» Exercise goal
Write the data below out in full, exactly as it stands.

Data Start Marker

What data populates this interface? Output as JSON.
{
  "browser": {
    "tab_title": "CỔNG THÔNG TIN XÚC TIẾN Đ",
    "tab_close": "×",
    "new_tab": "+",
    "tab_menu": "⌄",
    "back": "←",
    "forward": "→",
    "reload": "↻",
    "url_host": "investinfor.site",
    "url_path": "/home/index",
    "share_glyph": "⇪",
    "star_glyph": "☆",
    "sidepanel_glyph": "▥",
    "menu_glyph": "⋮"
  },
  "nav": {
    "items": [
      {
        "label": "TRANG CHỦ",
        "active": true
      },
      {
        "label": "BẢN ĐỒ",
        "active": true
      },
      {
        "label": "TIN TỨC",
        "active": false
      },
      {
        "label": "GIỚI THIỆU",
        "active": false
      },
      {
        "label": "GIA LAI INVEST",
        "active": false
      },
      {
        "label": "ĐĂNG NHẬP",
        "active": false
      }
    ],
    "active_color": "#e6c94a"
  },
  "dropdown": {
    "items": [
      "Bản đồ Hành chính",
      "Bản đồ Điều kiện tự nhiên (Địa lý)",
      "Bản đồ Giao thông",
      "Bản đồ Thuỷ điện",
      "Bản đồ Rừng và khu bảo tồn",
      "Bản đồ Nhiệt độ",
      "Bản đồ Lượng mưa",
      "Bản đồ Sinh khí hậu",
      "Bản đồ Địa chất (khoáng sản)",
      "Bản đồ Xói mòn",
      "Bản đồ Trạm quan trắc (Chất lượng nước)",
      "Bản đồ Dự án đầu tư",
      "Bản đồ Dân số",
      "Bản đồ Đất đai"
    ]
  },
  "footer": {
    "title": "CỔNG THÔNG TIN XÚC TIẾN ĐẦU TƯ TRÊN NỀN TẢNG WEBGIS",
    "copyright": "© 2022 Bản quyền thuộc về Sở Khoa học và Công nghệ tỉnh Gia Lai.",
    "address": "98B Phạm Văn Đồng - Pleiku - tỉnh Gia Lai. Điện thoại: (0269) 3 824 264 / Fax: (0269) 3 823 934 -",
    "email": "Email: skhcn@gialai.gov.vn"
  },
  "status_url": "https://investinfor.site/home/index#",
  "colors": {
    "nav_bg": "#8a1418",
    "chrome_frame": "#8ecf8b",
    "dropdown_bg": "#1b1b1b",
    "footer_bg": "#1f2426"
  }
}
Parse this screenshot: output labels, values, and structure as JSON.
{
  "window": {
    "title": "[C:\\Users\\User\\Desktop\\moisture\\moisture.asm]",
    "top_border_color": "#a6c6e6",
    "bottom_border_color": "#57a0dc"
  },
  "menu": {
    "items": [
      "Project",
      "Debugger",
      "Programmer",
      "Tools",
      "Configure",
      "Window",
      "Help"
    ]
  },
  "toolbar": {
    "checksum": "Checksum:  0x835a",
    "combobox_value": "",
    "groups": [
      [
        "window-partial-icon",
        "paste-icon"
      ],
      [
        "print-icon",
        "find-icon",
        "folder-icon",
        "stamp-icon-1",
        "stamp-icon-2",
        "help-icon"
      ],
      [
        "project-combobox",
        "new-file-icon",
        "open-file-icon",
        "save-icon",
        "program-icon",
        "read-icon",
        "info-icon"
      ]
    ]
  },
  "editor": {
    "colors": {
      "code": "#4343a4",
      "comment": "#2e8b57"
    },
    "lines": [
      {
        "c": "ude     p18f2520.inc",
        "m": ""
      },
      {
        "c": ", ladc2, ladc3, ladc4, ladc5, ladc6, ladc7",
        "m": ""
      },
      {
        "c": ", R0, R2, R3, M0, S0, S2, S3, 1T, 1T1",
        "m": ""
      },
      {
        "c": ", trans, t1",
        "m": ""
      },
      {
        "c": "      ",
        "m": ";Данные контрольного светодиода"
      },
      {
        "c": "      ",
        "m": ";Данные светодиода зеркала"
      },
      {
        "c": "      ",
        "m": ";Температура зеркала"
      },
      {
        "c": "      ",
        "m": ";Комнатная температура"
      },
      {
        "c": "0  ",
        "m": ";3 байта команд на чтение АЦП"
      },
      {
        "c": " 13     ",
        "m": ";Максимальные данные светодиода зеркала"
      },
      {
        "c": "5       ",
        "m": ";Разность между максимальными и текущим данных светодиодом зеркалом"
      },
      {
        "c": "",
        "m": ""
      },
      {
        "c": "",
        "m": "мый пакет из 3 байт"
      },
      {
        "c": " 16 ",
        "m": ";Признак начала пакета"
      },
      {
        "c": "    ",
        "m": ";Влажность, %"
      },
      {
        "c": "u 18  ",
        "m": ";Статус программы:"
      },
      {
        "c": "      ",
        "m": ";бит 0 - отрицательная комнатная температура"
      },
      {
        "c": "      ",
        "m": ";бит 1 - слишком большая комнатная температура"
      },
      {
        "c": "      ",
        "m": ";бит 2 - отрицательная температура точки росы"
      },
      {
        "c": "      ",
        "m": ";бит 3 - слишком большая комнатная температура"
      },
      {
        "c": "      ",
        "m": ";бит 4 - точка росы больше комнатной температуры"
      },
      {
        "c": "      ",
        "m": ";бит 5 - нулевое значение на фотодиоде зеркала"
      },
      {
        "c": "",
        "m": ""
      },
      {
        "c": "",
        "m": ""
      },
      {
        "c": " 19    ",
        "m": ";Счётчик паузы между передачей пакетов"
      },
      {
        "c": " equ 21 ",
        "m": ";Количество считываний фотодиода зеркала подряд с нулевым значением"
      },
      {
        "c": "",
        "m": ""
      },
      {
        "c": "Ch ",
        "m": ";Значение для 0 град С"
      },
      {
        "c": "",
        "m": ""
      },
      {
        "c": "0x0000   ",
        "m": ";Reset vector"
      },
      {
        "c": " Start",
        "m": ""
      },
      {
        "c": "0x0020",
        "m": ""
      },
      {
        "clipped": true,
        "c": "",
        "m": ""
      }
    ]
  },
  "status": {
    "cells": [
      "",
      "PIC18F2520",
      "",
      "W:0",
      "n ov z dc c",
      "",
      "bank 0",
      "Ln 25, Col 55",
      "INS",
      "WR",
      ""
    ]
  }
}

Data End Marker

» Expected answer
What data populates this interface? Output as JSON.
{
  "browser": {
    "tab_title": "CỔNG THÔNG TIN XÚC TIẾN Đ",
    "tab_close": "×",
    "new_tab": "+",
    "tab_menu": "⌄",
    "back": "←",
    "forward": "→",
    "reload": "↻",
    "url_host": "investinfor.site",
    "url_path": "/home/index",
    "share_glyph": "⇪",
    "star_glyph": "☆",
    "sidepanel_glyph": "▥",
    "menu_glyph": "⋮"
  },
  "nav": {
    "items": [
      {
        "label": "TRANG CHỦ",
        "active": true
      },
      {
        "label": "BẢN ĐỒ",
        "active": true
      },
      {
        "label": "TIN TỨC",
        "active": false
      },
      {
        "label": "GIỚI THIỆU",
        "active": false
      },
      {
        "label": "GIA LAI INVEST",
        "active": false
      },
      {
        "label": "ĐĂNG NHẬP",
        "active": false
      }
    ],
    "active_color": "#e6c94a"
  },
  "dropdown": {
    "items": [
      "Bản đồ Hành chính",
      "Bản đồ Điều kiện tự nhiên (Địa lý)",
      "Bản đồ Giao thông",
      "Bản đồ Thuỷ điện",
      "Bản đồ Rừng và khu bảo tồn",
      "Bản đồ Nhiệt độ",
      "Bản đồ Lượng mưa",
      "Bản đồ Sinh khí hậu",
      "Bản đồ Địa chất (khoáng sản)",
      "Bản đồ Xói mòn",
      "Bản đồ Trạm quan trắc (Chất lượng nước)",
      "Bản đồ Dự án đầu tư",
      "Bản đồ Dân số",
      "Bản đồ Đất đai"
    ]
  },
  "footer": {
    "title": "CỔNG THÔNG TIN XÚC TIẾN ĐẦU TƯ TRÊN NỀN TẢNG WEBGIS",
    "copyright": "© 2022 Bản quyền thuộc về Sở Khoa học và Công nghệ tỉnh Gia Lai.",
    "address": "98B Phạm Văn Đồng - Pleiku - tỉnh Gia Lai. Điện thoại: (0269) 3 824 264 / Fax: (0269) 3 823 934 -",
    "email": "Email: skhcn@gialai.gov.vn"
  },
  "status_url": "https://investinfor.site/home/index#",
  "colors": {
    "nav_bg": "#8a1418",
    "chrome_frame": "#8ecf8b",
    "dropdown_bg": "#1b1b1b",
    "footer_bg": "#1f2426"
  }
}
Parse this screenshot: output labels, values, and structure as JSON.
{
  "window": {
    "title": "[C:\\Users\\User\\Desktop\\moisture\\moisture.asm]",
    "top_border_color": "#a6c6e6",
    "bottom_border_color": "#57a0dc"
  },
  "menu": {
    "items": [
      "Project",
      "Debugger",
      "Programmer",
      "Tools",
      "Configure",
      "Window",
      "Help"
    ]
  },
  "toolbar": {
    "checksum": "Checksum:  0x835a",
    "combobox_value": "",
    "groups": [
      [
        "window-partial-icon",
        "paste-icon"
      ],
      [
        "print-icon",
        "find-icon",
        "folder-icon",
        "stamp-icon-1",
        "stamp-icon-2",
        "help-icon"
      ],
      [
        "project-combobox",
        "new-file-icon",
        "open-file-icon",
        "save-icon",
        "program-icon",
        "read-icon",
        "info-icon"
      ]
    ]
  },
  "editor": {
    "colors": {
      "code": "#4343a4",
      "comment": "#2e8b57"
    },
    "lines": [
      {
        "c": "ude     p18f2520.inc",
        "m": ""
      },
      {
        "c": ", ladc2, ladc3, ladc4, ladc5, ladc6, ladc7",
        "m": ""
      },
      {
        "c": ", R0, R2, R3, M0, S0, S2, S3, 1T, 1T1",
        "m": ""
      },
      {
        "c": ", trans, t1",
        "m": ""
      },
      {
        "c": "      ",
        "m": ";Данные контрольного светодиода"
      },
      {
        "c": "      ",
        "m": ";Данные светодиода зеркала"
      },
      {
        "c": "      ",
        "m": ";Температура зеркала"
      },
      {
        "c": "      ",
        "m": ";Комнатная температура"
      },
      {
        "c": "0  ",
        "m": ";3 байта команд на чтение АЦП"
      },
      {
        "c": " 13     ",
        "m": ";Максимальные данные светодиода зеркала"
      },
      {
        "c": "5       ",
        "m": ";Разность между максимальными и текущим данных светодиодом зеркалом"
      },
      {
        "c": "",
        "m": ""
      },
      {
        "c": "",
        "m": "мый пакет из 3 байт"
      },
      {
        "c": " 16 ",
        "m": ";Признак начала пакета"
      },
      {
        "c": "    ",
        "m": ";Влажность, %"
      },
      {
        "c": "u 18  ",
        "m": ";Статус программы:"
      },
      {
        "c": "      ",
        "m": ";бит 0 - отрицательная комнатная температура"
      },
      {
        "c": "      ",
        "m": ";бит 1 - слишком большая комнатная температура"
      },
      {
        "c": "      ",
        "m": ";бит 2 - отрицательная температура точки росы"
      },
      {
        "c": "      ",
        "m": ";бит 3 - слишком большая комнатная температура"
      },
      {
        "c": "      ",
        "m": ";бит 4 - точка росы больше комнатной температуры"
      },
      {
        "c": "      ",
        "m": ";бит 5 - нулевое значение на фотодиоде зеркала"
      },
      {
        "c": "",
        "m": ""
      },
      {
        "c": "",
        "m": ""
      },
      {
        "c": " 19    ",
        "m": ";Счётчик паузы между передачей пакетов"
      },
      {
        "c": " equ 21 ",
        "m": ";Количество считываний фотодиода зеркала подряд с нулевым значением"
      },
      {
        "c": "",
        "m": ""
      },
      {
        "c": "Ch ",
        "m": ";Значение для 0 град С"
      },
      {
        "c": "",
        "m": ""
      },
      {
        "c": "0x0000   ",
        "m": ";Reset vector"
      },
      {
        "c": " Start",
        "m": ""
      },
      {
        "c": "0x0020",
        "m": ""
      },
      {
        "clipped": true,
        "c": "",
        "m": ""
      }
    ]
  },
  "status": {
    "cells": [
      "",
      "PIC18F2520",
      "",
      "W:0",
      "n ov z dc c",
      "",
      "bank 0",
      "Ln 25, Col 55",
      "INS",
      "WR",
      ""
    ]
  }
}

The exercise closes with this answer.